Report on proposed Mental Health Services LCO published

Published 24/06/2008   |   Last Updated 14/07/2014

Report on proposed Mental Health Services LCO published

The Assembly’s Proposed Mental Health Services Legislative Competence Order (LCO) Committee has published its report on the proposed LCO supporting the request for legislative powers over mental health to be transferred from Westminster to the National Assembly for Wales.

The proposed order would allow the Assembly to pass Measures to improve the assessment and treatment of people with mental health disorders before they become subject to compulsory detention under the Mental Health Act 1983. It would also allow the Assembly to give people a right to independent advocacy to help them make important decisions about their treatment and the support they require at an earlier stage in their illness.

This was the first LCO to be proposed by a Member who is not part of the government. Jonathan Morgan AM proposed the LCO after winning a ballot of all AMs last year.

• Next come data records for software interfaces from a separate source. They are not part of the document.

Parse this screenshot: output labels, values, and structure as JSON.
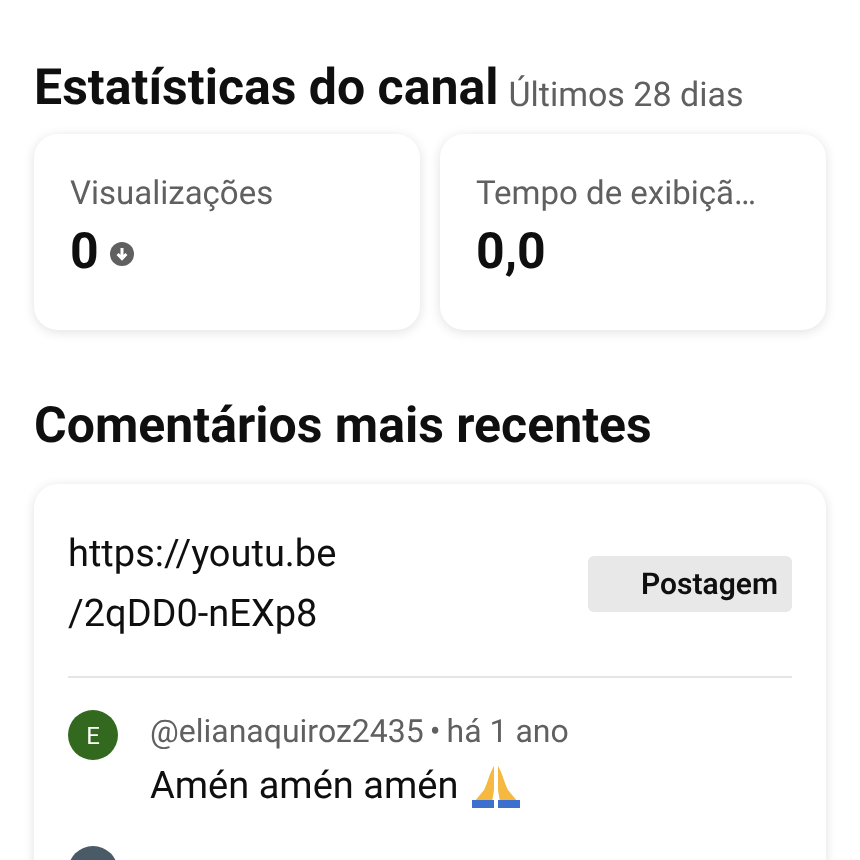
{
  "stats": {
    "title": "Estatísticas do canal",
    "period": "Últimos 28 dias",
    "cards": [
      {
        "label": "Visualizações",
        "value": "0",
        "falling": true
      },
      {
        "label": "Tempo de exibiçã…",
        "value": "0,0",
        "falling": false
      }
    ]
  },
  "comments": {
    "title": "Comentários mais recentes",
    "link": "https://youtu.be\n/2qDD0-nEXp8",
    "badge": "Postagem",
    "items": [
      {
        "initial": "E",
        "color": "#33691e",
        "author": "@elianaquiroz2435",
        "separator": "•",
        "time": "há 1 ano",
        "text": "Amén amén amén"
      }
    ]
  }
}
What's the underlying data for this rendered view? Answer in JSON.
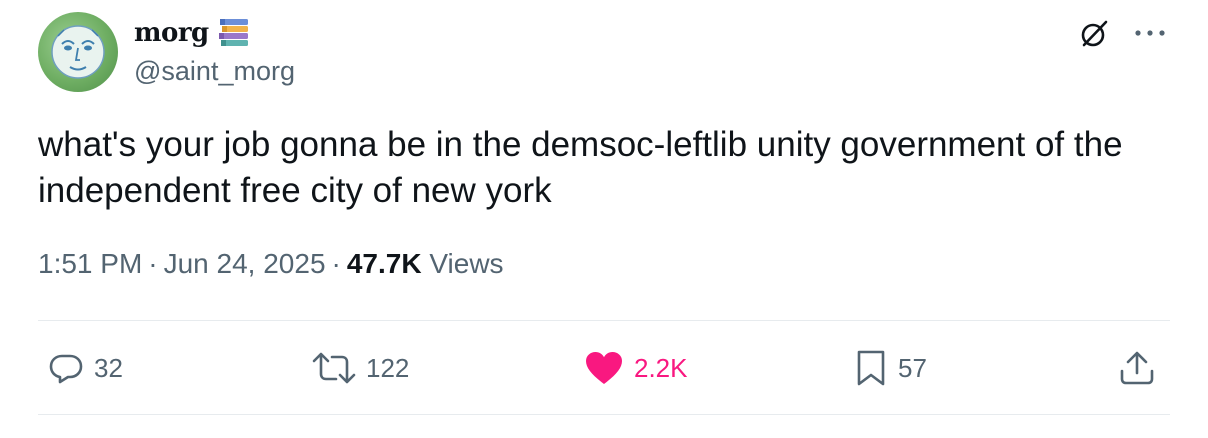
{
  "author": {
    "display_name": "morg",
    "handle": "@saint_morg",
    "avatar_icon": "green-moon-face-avatar",
    "name_emoji_icon": "books-icon"
  },
  "header": {
    "grok_icon": "grok-icon",
    "more_icon": "more-options-icon"
  },
  "tweet": {
    "text": "what's your job gonna be in the demsoc-leftlib unity government of the independent free city of new york"
  },
  "meta": {
    "time": "1:51 PM",
    "separator": "·",
    "date": "Jun 24, 2025",
    "views_count": "47.7K",
    "views_label": "Views"
  },
  "actions": {
    "reply": {
      "icon": "reply-icon",
      "count": "32"
    },
    "retweet": {
      "icon": "retweet-icon",
      "count": "122"
    },
    "like": {
      "icon": "heart-icon",
      "count": "2.2K",
      "active": true,
      "color": "#f91880"
    },
    "bookmark": {
      "icon": "bookmark-icon",
      "count": "57"
    },
    "share": {
      "icon": "share-icon"
    }
  },
  "colors": {
    "text": "#0f1419",
    "secondary": "#536471",
    "like": "#f91880",
    "divider": "#e7ebee"
  }
}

David Melding AM, Chair of the Committee, said:  “Mental Health Service Provision is an important and often highly emotive area. After consulting widely and listening carefully to the views of stakeholders during the scrutiny process the Committee is strongly of the view that the Assembly should have the powers to make law in this area.

“We heard compelling evidence from people who have been subject to detention under the Mental Health Act 1983 and mental health organisations about their experiences of mental health services and how having earlier access to treatment and social care would help patients. One of our key recommendations is that any future Measure tackling these issues would have to cover not only duties on the health service, but also on local authorities, in particular social services. This would ensure that they work together jointly and coherently to provide “treatment and care” – not just medical intervention - for persons with mental disorders which would help their recovery and rehabilitation and could prevent them from reaching crisis point and becoming subject to compulsory detention.

“The proposed order has received wide-ranging support from mental health organisations and service providers and there has been cross-party support from the committee members who have provided an excellent example of effective scrutiny and cross-party working as well as from the Minister for Health and Social Services.”

The Committee was established in March to consider and report on the proposed Order. It consulted widely across the field of mental health services to inform its work. In addition, the Committee took oral evidence from the Minister for Health and Social Services; The Law Society; the Association for Directors of Social Services; The Royal College of Nursing Cymru; The Royal College of Psychiatrists; Mind; Gofal Cymru; Hafal; Cymar; and Cardiff Community Health Council

In its report the Committee agrees, in principle, that the Government of Wales Act 2006 should be amended to give the Assembly new powers to make its own laws, known as Assembly Measures, in the area of mental health services. It goes on to make a number of recommendations including that the proposed Order should also refer not just to “treatment” but also to “care” to reflect the range of services which may be required to enable recovery and rehabilitation.